But while my life has led me gradually to true bicycle nirvana, I sometimes forget how long it took to get here, and how far the city still has to go. On my way home on Wednesday, when the subways weren’t running, I found myself in a crowded bike lane on Eighth Avenue fighting for space with pedestrians and moms with double strollers. The sidewalks were overflowing with people as traffic crawled alongside. I was joined by newbie cyclists who weren’t ready to navigate the crowded street, and how could they be? Bike-route signage is scant and hard to follow. As the protected bike lane on Eight Avenue merges into Columbus Circle, an uptown-bound rider is meant to circumnavigate the plaza and link up with the bike path along Central Park West. Good luck doing that when the circle is a parking lot. Drivers use bike lanes as parking spaces; the runners use them for wind sprints. Taxis swerve into pick up pedestrians and doors swing open, endangering cyclists. The advocacy organization Transportation Alternatives was out at the bridges encouraging bikers, and it set up a resource page at to help new riders get oriented.
And, yet, despite all the hassles for bikers, my ride home along Central Park West was the superior way to travel. (In Brooklyn, too, the New York Timesfound newbie cyclists taking to the road for the first time.) As I rode, I spied dozens of black town cars ever so slowly ferrying lone passengers, as long lines of commuters craned their necks waiting for the next bus.

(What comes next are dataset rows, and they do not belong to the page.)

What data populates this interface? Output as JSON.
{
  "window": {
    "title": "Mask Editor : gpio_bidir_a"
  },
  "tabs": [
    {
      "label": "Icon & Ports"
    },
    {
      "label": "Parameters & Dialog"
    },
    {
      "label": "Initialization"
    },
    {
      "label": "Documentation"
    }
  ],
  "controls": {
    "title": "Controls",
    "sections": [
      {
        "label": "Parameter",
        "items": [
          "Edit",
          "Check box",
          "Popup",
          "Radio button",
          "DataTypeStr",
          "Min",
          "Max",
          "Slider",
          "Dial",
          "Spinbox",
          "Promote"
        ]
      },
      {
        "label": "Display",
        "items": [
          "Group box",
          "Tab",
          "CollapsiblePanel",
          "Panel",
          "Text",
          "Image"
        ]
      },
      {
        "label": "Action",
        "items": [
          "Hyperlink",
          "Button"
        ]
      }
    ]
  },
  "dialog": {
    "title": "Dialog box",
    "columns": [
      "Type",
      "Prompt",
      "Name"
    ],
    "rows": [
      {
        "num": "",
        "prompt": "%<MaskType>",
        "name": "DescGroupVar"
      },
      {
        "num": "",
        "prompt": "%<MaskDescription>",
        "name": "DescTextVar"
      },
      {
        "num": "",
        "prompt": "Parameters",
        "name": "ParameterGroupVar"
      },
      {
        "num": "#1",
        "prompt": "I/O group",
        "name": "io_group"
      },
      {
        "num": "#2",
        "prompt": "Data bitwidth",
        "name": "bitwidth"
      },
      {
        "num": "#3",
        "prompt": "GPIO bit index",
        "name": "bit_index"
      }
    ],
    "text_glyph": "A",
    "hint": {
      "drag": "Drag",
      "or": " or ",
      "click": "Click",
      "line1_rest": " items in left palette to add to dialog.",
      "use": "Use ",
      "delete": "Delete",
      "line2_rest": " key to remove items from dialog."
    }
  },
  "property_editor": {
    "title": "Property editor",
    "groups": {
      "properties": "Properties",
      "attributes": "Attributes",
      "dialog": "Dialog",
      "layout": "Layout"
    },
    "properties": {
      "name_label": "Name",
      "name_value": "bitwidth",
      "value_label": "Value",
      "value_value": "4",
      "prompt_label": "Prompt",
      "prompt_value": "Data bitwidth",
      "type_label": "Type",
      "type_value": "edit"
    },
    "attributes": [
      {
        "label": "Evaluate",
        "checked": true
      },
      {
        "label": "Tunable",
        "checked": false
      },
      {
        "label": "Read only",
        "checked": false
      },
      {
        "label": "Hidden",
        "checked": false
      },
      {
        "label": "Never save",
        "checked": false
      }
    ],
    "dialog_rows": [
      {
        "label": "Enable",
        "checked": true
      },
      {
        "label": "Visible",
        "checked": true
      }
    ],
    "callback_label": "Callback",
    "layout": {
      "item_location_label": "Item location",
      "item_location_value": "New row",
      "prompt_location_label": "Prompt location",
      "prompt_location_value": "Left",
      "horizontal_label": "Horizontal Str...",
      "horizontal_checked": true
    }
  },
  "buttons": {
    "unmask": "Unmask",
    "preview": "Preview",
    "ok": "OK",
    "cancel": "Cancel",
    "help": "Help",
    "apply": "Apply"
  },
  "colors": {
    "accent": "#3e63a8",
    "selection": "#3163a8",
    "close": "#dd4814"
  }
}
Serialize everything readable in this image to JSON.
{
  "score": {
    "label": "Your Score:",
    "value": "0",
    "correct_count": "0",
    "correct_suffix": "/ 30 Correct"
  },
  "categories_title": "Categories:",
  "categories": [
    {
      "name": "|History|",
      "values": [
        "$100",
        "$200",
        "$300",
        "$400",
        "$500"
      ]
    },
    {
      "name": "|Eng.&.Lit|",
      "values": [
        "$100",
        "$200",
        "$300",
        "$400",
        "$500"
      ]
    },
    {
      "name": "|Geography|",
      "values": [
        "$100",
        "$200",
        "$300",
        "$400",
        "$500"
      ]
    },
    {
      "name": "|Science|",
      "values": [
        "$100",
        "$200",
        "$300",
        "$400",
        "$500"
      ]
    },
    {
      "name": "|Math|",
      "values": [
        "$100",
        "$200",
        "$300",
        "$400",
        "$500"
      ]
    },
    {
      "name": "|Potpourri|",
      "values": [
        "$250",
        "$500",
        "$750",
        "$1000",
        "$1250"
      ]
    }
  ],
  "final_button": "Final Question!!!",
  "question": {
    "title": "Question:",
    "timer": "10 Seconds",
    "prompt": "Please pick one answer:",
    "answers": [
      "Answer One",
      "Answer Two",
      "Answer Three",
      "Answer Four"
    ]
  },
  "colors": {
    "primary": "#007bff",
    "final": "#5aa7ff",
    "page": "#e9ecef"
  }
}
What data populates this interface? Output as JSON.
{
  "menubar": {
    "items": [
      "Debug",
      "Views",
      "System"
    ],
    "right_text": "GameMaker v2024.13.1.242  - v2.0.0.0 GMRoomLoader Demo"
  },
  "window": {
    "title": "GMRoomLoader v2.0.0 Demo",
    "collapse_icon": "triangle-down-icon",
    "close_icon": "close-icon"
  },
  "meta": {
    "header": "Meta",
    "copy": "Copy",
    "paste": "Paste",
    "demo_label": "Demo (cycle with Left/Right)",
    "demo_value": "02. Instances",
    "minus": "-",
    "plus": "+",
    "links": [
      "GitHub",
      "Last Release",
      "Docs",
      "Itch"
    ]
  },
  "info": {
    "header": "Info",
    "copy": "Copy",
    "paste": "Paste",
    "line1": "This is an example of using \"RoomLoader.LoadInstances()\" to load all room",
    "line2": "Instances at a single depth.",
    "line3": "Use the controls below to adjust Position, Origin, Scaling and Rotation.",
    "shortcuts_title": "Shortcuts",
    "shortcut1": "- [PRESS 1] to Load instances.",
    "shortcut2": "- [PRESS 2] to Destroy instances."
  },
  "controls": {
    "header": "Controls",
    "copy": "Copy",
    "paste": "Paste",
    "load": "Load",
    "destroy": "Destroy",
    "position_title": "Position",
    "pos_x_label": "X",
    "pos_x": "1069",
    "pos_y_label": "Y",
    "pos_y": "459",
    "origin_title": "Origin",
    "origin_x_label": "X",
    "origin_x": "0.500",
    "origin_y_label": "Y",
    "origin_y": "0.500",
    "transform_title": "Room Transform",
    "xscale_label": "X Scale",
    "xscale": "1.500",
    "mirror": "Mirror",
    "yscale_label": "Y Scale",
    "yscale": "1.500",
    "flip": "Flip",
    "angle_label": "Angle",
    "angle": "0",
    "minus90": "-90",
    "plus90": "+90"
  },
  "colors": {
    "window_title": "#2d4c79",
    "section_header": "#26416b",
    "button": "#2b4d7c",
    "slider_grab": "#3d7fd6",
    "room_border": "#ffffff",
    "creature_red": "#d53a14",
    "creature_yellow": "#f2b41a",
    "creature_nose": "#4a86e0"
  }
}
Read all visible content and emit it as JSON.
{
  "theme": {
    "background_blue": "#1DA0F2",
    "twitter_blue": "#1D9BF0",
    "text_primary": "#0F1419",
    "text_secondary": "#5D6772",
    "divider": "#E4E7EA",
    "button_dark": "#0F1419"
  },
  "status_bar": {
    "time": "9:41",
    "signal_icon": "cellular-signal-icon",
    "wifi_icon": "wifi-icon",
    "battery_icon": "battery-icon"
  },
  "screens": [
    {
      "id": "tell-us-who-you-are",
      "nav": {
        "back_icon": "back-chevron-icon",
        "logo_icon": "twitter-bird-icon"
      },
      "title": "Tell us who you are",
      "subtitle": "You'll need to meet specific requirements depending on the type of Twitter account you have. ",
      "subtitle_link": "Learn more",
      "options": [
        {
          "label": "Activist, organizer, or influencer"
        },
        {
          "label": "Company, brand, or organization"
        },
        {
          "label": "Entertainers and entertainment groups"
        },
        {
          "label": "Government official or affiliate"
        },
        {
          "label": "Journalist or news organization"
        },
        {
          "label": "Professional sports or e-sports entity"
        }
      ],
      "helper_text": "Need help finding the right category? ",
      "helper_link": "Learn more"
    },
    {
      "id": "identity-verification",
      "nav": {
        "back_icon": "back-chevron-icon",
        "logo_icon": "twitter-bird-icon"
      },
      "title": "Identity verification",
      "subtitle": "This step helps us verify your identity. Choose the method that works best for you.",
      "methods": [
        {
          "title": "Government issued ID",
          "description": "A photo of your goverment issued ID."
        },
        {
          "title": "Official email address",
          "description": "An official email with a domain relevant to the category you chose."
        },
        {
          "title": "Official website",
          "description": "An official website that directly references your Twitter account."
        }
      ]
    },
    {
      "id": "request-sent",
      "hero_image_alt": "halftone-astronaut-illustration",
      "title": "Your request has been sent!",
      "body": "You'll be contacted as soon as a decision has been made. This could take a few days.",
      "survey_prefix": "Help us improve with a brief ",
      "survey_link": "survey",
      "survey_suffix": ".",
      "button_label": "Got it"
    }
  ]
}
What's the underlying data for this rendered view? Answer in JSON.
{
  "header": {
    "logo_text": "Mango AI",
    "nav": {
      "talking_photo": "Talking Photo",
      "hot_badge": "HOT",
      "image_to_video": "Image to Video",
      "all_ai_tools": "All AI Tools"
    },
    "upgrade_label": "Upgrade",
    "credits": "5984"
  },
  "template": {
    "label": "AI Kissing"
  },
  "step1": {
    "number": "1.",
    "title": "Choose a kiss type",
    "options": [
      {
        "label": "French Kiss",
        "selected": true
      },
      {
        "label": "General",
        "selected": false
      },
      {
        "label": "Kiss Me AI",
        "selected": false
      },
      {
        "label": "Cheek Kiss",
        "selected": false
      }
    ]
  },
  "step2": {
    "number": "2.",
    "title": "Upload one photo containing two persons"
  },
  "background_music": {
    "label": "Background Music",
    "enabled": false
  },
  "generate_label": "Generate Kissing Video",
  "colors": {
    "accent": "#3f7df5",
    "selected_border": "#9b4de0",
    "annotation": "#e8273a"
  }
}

What a lifesaver the stalled bike-share program CitiBike could have been for New Yorkers without elevators and bike closets. Still, it’s not quite Amsterdam here. Everyone, including operators of both two- and four-wheeled vehicles, needs to learn to share the road. And we need better infrastructure and urban planning that prioritizes pedestrians and cyclists above drivers. Cycling fatalities remain high and under-investigated. In the private sector, building owners should offer some bike-storage amenities, in both residential and office buildings. This week, the lovely security team at 4 Times Square let bikes into the freight elevator so that they could be stashed safely in the office. On the way up, the elevator operator talked about a three-hour commute from Ridgewood into Manhattan. “I gotta get me a bike,” he said looking wistfully at mine.
After a subway-less Wednesday, Thursday saw the return of trains to the Upper West Side. Still, on Thursday morning, I climbed back on my bike and rode in solidarity with those who may not have a choice about the matter for the coming days. After all, it’s going to take cyclists riding through the city, day after day, to help usher in the change the streets need so that the learning curve for each new rider is a little gentler.
Photograph by Adrian Fussell/Reportage by Getty Images.